*** Extracted entries Section Begins ***

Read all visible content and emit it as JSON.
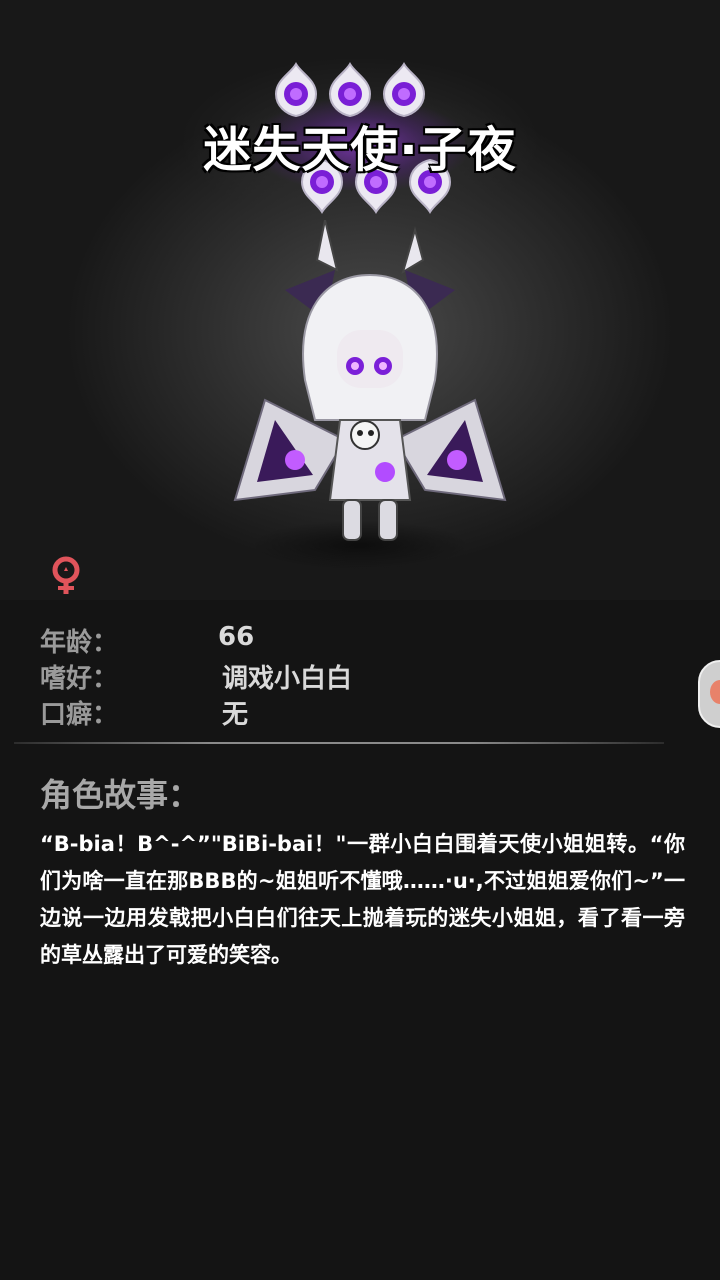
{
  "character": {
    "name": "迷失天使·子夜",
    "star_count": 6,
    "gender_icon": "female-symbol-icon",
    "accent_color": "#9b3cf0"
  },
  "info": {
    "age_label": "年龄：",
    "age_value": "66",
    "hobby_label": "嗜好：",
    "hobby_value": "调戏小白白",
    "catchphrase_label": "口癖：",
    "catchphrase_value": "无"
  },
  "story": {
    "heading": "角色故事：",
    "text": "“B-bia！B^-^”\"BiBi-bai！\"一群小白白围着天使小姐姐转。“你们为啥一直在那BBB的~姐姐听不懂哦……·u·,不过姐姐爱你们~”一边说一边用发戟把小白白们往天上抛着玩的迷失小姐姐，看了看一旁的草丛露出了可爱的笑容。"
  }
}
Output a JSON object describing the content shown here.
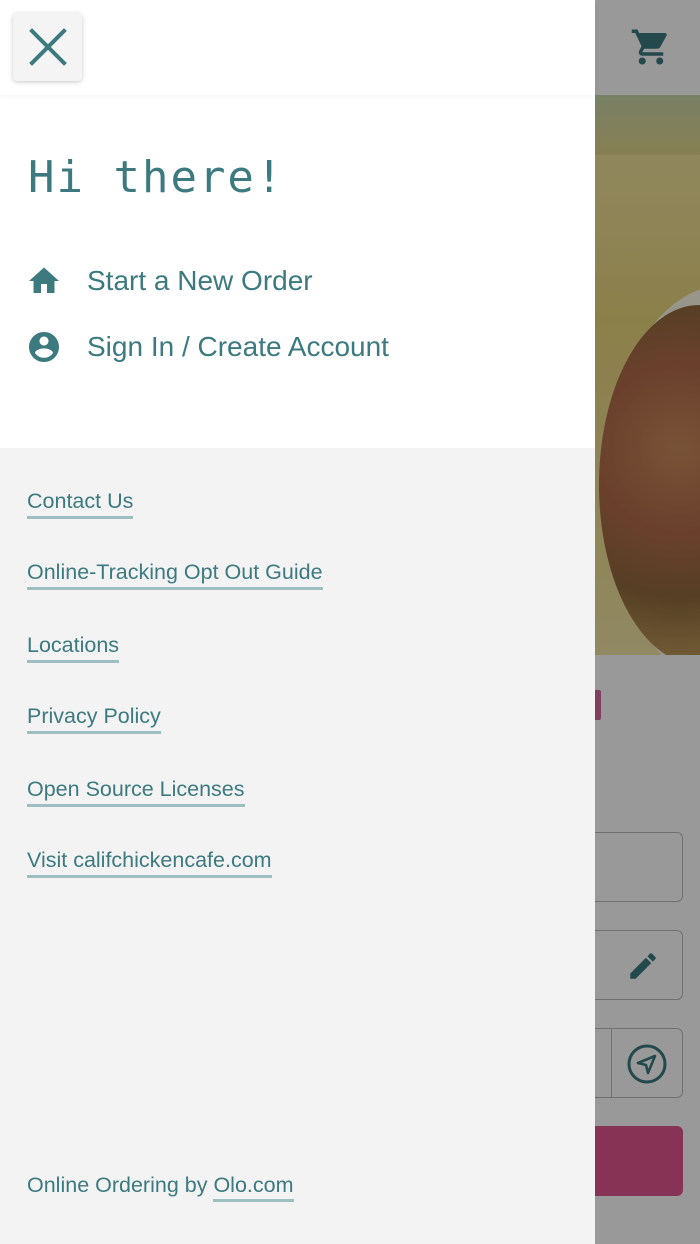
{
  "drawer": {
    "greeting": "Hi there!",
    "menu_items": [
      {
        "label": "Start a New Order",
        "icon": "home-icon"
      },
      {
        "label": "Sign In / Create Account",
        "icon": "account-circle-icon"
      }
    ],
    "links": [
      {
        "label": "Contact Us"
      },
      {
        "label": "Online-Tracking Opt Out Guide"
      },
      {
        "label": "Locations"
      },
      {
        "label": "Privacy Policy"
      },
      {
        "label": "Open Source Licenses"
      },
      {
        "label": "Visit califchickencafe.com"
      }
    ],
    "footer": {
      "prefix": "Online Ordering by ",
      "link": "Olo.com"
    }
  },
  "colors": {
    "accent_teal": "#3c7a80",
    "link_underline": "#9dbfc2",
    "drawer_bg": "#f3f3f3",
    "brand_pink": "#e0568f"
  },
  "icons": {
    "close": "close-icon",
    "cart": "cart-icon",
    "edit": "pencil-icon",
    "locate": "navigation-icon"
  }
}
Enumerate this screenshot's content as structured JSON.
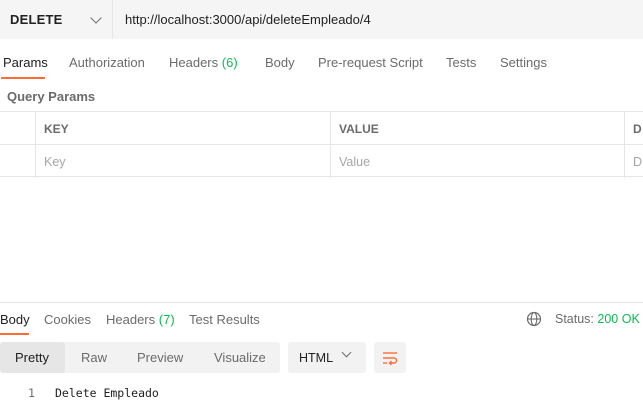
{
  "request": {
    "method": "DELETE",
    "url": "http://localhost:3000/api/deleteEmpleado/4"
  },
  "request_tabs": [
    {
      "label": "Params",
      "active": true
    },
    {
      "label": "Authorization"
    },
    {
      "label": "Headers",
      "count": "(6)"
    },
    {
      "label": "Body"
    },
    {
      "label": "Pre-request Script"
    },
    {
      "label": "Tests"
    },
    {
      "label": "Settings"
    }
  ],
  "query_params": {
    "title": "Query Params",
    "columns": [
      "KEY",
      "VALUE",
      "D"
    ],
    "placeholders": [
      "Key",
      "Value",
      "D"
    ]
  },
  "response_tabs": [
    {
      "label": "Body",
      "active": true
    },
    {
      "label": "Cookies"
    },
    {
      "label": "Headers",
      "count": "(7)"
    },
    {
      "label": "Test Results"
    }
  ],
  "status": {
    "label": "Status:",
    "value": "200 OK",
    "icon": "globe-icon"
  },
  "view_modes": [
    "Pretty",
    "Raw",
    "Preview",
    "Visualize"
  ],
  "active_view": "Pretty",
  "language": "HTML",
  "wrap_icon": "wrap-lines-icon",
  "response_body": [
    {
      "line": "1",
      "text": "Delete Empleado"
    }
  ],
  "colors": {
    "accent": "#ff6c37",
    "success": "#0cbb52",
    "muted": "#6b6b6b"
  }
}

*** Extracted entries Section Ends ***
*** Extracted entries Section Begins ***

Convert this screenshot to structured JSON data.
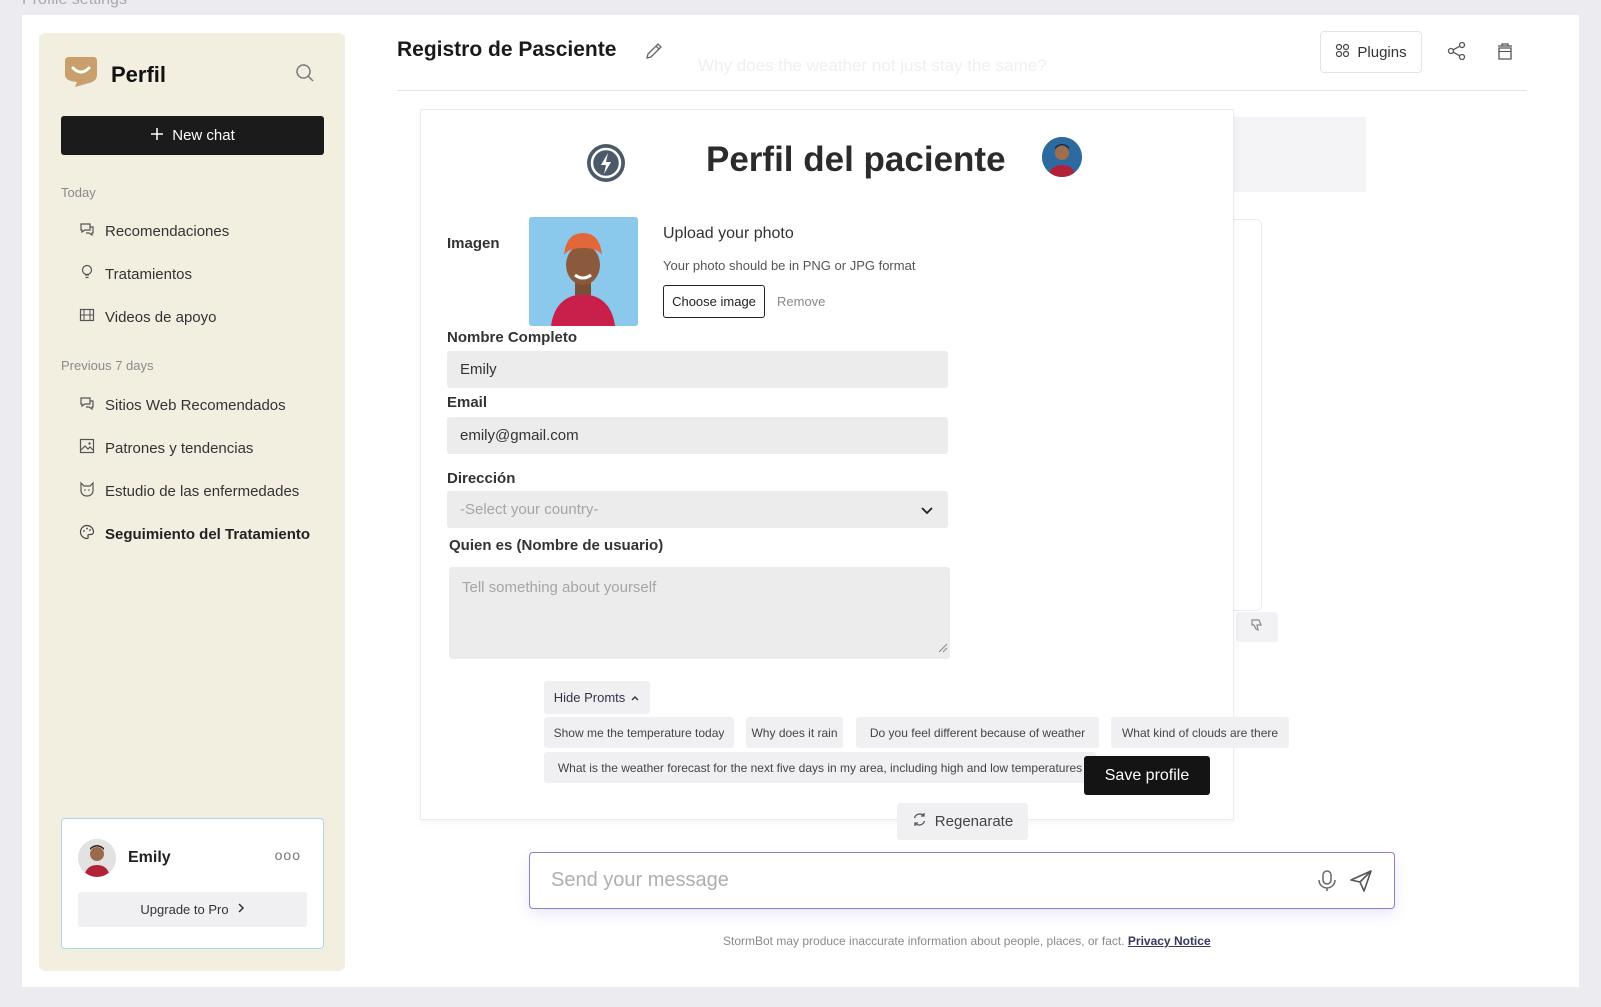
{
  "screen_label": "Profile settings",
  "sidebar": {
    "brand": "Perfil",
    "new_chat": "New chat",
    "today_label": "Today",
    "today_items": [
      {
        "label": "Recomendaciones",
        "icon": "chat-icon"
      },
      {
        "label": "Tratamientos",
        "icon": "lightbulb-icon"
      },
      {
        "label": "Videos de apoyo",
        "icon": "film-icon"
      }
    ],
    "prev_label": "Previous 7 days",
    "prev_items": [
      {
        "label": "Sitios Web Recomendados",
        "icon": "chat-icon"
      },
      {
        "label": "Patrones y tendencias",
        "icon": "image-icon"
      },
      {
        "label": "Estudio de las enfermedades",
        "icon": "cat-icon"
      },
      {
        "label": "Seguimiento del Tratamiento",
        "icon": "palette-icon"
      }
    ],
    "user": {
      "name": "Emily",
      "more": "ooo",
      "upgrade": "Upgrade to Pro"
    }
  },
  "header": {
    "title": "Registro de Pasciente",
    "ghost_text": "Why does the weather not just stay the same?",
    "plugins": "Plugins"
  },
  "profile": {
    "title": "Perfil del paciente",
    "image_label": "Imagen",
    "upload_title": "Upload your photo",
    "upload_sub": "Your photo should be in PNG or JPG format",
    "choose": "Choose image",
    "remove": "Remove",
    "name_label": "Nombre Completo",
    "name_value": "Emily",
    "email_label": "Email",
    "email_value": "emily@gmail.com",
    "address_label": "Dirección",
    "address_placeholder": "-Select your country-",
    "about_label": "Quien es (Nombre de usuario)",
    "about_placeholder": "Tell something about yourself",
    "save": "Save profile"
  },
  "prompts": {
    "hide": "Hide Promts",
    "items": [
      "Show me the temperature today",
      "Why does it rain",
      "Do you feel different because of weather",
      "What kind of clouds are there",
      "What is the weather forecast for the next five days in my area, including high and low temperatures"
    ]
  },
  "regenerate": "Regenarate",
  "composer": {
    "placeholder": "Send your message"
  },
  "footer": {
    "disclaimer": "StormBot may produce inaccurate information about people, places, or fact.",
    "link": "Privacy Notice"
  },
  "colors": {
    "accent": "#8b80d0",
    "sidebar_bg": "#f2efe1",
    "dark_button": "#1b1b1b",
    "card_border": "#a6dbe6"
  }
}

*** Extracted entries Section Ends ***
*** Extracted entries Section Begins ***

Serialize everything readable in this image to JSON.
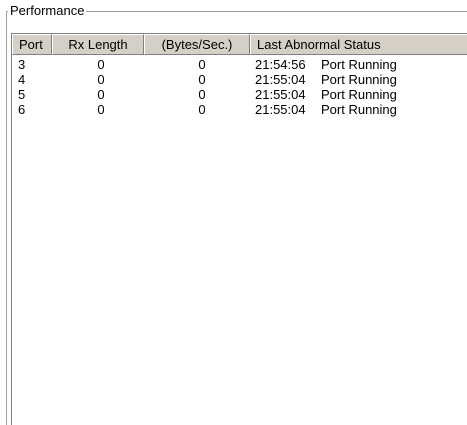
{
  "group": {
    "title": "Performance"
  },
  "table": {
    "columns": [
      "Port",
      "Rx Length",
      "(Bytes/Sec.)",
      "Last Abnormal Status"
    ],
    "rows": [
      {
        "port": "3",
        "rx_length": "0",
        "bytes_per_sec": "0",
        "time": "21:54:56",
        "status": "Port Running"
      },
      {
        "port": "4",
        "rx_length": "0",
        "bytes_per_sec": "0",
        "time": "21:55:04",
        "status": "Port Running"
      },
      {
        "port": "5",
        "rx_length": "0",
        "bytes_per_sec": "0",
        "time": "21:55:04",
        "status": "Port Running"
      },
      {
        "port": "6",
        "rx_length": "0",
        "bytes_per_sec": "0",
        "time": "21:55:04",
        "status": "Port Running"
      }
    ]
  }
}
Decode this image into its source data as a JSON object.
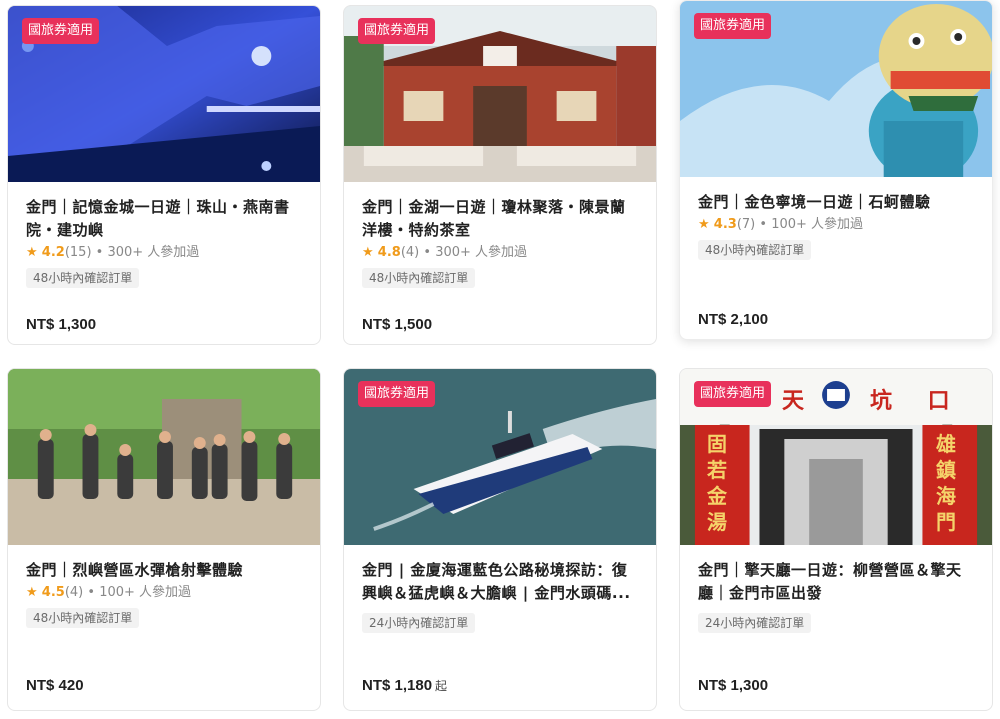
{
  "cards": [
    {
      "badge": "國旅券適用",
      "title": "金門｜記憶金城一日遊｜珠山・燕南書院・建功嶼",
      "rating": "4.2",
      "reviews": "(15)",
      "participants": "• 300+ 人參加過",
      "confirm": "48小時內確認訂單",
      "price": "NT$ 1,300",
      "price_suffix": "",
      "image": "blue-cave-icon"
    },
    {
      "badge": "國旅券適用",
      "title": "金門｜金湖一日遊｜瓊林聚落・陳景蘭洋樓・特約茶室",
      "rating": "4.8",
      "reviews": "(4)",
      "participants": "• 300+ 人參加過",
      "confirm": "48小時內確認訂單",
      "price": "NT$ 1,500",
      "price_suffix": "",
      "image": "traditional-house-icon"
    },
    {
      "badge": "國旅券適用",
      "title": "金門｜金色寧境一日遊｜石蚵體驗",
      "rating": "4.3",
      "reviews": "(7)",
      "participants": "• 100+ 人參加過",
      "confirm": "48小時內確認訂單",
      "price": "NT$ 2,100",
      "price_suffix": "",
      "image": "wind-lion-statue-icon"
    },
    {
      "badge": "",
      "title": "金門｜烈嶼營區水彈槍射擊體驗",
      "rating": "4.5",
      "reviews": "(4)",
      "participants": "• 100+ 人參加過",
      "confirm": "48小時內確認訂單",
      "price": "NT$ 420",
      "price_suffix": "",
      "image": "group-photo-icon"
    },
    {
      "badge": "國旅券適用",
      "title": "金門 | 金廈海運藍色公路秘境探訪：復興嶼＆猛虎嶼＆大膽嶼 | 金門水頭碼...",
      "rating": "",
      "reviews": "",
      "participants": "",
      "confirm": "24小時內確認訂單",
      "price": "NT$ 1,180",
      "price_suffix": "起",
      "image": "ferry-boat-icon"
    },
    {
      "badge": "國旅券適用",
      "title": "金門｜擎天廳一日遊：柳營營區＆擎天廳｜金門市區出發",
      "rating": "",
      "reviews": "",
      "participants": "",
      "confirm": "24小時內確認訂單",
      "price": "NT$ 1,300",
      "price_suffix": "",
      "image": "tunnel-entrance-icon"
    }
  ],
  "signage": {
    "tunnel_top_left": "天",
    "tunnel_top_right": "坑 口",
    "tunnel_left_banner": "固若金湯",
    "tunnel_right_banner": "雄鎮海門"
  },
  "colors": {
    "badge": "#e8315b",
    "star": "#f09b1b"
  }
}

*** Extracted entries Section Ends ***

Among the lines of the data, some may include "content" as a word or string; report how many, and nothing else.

Answer to the problem:
3